"He let the grizzlies lick his face. It will be the highlight of a program," said John Stainton, Irwin's producer for Animal Planet.

Those who have been involved with filming the WSU grizzlies in the past were impressed with Irwin's success with the animals that were roused out of their winter slumbers to meet the "Crocodile Hunter" and his television crew.

"Last time we filmed there, I tell you, we had trouble," said College of Veterinary Sciences public information officer Darin Watkins. "I don't know what it is about this guy, but he had Mica (one of the grizzlies) sitting in his lap and licking him."

The working title of the four programs is "New Breed Vets" and it is expected to air in April.

"The theme will be the cutting edge of wildlife and veterinary medicine," Watkins said.

Besides spending face-to-face time with the grizzlies, Irwin saw a juvenile bald eagle and a horse get magnetic resonance imagery exams at the veterinary hospital. He also observed WSU vets doing an endoscope exam on a thoroughbred horse while it ran on a treadmill at the vet school.

The MRI machine has been available to the vet school for several years, but it's still an unusual event for the instrument to be used on birds.

"Snowy (a bald eagle) has been here for some time with a damaged wing," said WSU undergraduate and Raptor Club President Evelyn Brand. "The question was whether the wing could be fixed or not and the MRI exam showed that it really couldn't be. So Snowy will be kept (in captivity) as an educational bird at a facility in California."

The many laboratory and examination facilities at WSU impressed Irwin.

"We don't have all this in Australia," Irwin said of the veterinary hospital's technology.

Irwin was fatigued after a 22-hour flight from Australia followed by a full day of filming. As he left the vet hospital, Irwin took time to be photographed with arms around children who had gathered on campus hoping to see him. "I can't answer questions," he said to the media. "I'm a real family man and I want to get all the kids into photos."
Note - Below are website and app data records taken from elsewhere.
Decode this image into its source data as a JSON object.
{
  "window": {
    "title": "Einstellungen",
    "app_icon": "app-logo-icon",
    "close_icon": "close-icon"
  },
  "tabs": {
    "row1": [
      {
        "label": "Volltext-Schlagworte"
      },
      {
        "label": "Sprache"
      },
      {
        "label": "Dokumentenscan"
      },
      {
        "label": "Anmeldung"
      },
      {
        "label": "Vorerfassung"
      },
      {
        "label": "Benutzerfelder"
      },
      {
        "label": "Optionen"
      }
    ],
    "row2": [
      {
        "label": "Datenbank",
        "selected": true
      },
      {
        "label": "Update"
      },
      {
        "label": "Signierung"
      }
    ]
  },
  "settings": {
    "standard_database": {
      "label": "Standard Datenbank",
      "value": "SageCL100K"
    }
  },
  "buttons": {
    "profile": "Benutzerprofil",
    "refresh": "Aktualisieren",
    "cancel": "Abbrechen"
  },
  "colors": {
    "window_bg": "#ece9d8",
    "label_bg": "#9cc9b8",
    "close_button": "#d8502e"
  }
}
After a couple of breathless minutes of photograph taking, Irwin and Stainton were driven from the vet school to the airport.

"He was here only 24 hours," said college of veterinary medicine spokesman Charlie Powell. "He's leaving on the same flight he came in on last night."

E. Kirsten Peters can be reached at (509) 334-6397, ext. 310, or by e-mail at

Washington State University